Heffernon called the positive test a “nightmare scenario” and admitted she is dealing with anxiety while waiting for the team’s daily COVID-19 test results.
The six-women U.S. delegation of Simone Biles, Sunisa Lee, Jordan Chiles, Grace McCallum, Jade Carey and MyKayla Skinner worked out on each event during podium training on Thursday.
The American women are staying in a hotel near the venue rather than the Olympic village, a decision made before they arrived for the Games.
COVID-19 vaccine clinics to be held for veterans in Marion and Fort Wayne
The VA Northern Indiana Health Care System will host two walk-in coronavirus vaccine clinics in the coming weeks.

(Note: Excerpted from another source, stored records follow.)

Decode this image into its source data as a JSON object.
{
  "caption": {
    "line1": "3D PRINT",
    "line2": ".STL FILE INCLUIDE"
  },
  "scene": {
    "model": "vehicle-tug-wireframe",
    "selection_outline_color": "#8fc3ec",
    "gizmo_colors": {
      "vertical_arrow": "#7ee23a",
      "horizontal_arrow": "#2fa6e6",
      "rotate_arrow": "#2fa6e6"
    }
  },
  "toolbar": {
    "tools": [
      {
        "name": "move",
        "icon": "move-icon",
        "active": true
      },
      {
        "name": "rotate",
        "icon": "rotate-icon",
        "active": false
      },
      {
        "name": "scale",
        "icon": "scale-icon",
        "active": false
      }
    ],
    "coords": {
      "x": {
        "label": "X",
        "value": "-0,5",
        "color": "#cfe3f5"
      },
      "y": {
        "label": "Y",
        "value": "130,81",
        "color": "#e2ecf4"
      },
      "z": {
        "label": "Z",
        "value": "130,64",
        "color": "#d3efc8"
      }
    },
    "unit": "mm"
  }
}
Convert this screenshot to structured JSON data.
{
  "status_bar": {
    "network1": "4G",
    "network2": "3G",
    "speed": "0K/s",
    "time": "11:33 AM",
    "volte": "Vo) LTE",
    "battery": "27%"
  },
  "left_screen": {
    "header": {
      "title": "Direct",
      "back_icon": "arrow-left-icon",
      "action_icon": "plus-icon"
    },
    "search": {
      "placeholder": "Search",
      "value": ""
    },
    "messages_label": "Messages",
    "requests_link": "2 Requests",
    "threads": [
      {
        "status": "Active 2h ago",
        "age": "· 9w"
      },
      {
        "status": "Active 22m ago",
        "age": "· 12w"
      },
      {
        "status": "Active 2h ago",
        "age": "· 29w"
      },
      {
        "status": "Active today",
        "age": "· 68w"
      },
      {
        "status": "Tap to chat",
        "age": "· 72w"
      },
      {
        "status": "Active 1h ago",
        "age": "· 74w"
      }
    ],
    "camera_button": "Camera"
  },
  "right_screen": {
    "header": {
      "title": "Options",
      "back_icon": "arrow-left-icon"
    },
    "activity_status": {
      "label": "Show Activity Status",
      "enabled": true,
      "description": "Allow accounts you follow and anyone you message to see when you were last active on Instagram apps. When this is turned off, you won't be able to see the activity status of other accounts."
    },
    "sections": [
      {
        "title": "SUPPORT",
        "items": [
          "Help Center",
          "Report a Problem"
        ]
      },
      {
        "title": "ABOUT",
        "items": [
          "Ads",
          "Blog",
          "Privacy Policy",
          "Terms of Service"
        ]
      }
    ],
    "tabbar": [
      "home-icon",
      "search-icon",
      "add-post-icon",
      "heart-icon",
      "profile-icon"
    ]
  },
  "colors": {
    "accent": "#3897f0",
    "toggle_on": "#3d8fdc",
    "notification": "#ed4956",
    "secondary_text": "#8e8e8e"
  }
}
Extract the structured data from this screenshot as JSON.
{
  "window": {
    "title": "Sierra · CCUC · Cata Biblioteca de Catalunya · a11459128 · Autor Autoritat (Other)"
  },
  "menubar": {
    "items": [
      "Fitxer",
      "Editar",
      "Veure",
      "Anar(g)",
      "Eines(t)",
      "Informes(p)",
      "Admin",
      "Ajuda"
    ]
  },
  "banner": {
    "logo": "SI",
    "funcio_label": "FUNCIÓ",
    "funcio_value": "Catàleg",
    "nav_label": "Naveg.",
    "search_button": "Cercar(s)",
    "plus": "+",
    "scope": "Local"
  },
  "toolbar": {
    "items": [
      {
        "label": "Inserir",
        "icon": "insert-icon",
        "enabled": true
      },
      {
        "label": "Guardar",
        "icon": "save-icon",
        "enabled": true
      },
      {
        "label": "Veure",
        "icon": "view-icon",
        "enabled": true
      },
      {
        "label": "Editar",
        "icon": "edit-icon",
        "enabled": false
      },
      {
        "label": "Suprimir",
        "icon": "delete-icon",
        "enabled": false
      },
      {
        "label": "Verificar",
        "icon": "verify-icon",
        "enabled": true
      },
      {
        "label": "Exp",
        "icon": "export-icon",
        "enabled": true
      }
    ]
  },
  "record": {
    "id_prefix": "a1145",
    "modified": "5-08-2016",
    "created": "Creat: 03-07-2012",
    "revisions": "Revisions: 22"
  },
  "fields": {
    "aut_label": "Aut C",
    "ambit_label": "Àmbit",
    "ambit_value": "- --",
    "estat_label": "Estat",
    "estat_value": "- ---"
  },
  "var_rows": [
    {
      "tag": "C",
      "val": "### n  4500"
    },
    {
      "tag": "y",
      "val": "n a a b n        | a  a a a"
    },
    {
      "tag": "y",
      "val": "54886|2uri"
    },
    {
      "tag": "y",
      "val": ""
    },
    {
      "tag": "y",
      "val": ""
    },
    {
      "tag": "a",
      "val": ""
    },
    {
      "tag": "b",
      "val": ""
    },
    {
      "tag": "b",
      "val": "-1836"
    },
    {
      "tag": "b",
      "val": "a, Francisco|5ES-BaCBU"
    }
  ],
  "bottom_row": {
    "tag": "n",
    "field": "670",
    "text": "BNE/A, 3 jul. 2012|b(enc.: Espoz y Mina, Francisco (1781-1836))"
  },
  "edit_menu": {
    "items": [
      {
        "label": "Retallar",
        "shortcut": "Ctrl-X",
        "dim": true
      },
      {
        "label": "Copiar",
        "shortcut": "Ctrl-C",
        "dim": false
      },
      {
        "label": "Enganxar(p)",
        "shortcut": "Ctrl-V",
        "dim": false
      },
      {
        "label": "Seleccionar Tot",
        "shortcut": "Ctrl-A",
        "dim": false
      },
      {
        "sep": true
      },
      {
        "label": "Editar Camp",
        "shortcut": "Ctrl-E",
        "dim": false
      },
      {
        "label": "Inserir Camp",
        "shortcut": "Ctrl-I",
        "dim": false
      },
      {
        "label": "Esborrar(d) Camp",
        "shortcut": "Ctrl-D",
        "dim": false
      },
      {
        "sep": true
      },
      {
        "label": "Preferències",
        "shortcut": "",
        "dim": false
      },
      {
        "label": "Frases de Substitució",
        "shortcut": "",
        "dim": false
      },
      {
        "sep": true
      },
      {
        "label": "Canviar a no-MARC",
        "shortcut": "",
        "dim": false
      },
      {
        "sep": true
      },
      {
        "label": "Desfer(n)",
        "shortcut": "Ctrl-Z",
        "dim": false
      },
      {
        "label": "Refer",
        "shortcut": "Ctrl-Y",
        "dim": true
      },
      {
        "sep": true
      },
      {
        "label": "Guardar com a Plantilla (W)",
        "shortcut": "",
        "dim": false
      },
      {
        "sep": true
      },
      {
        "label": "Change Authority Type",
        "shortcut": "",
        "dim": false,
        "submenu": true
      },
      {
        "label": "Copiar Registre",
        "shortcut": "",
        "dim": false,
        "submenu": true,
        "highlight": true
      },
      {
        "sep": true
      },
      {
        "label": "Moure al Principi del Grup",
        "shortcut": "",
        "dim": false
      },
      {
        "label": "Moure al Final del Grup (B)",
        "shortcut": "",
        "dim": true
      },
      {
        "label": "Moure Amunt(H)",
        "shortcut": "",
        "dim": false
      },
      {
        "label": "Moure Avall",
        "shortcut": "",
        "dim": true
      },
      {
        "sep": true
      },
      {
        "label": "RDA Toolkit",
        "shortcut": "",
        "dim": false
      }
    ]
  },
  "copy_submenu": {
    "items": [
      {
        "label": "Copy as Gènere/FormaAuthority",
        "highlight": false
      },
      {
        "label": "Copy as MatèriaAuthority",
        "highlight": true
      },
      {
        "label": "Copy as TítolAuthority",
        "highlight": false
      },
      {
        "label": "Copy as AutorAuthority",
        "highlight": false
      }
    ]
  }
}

The first clinic will be held on Saturday, July 24 and the second will be held Saturday, July 31. The clinics will run from 8 a.m. to 10 a.m. both days at the following VA locations:
- Fort Wayne Campus, 2121 Lake Ave., Fort Wayne, IN 46805
- Marion Campus, 1700 E. 38th St., Marion, IN 46953
During the clinics, all veterans, caregivers and spouses will be able to get the Johnson & Johnson vaccine.
Latest US, world numbers
There have been more than 34.22 million confirmed cases of COVID-19 in the United States as of 5 a.m. ET Thursday, according to Johns Hopkins University. There have been 609,800 deaths in the U.S.
Worldwide, there have been more than 192 million confirmed coronavirus cases with more than 4.12 million deaths. More than 3.7 billion vaccine doses have been administered worldwide.
For most people, the coronavirus causes mild or moderate symptoms. For some, especially older adults and people with existing health problems, it can cause more severe illness like pneumonia, or death.
RELATED: Track vaccinations in your ZIP code
China rebuffs WHO’s terms for further COVID-19 origins study
A senior Chinese health official says China cannot accept the World Health Organization’s plan for the second phase of a study into the origins of COVID-19.
National Health Commission Vice Minister Zeng Yixin says he was “rather taken aback” by the call for a further look into the pandemic’s origins and specifically, the theory that the virus might have leaked from a Chinese lab. He dismissed that theory as a disproved rumor.
The head of the WHO acknowledged last week that it was premature to rule out a potential link between the pandemic and a leak of the coronavirus from a Chinese lab. Zeng says the lab in the city of Wuhan has no virus that can directly infect humans.
Death rates soar in Southeast Asia as virus wave spreads
Images of bodies burning in open-air pyres during the peak of the pandemic in India horrified the world in May, but in the last two weeks three Southeast Asian nations have surpassed India’s peak per capita death rate as a new coronavirus wave tightens its grip on the region.
The deaths have followed record numbers of new cases, which have left health care systems struggling to cope and governments scrambling to implement new restrictions to try to slow the spread, fueled by the virulent delta variant. Vaccinations are sluggish but have been picking up.
There are also growing concerns that China’s Sinovac jabs are less effective against the delta variant, and both Indonesia and Thailand are planning booster shots of other vaccines.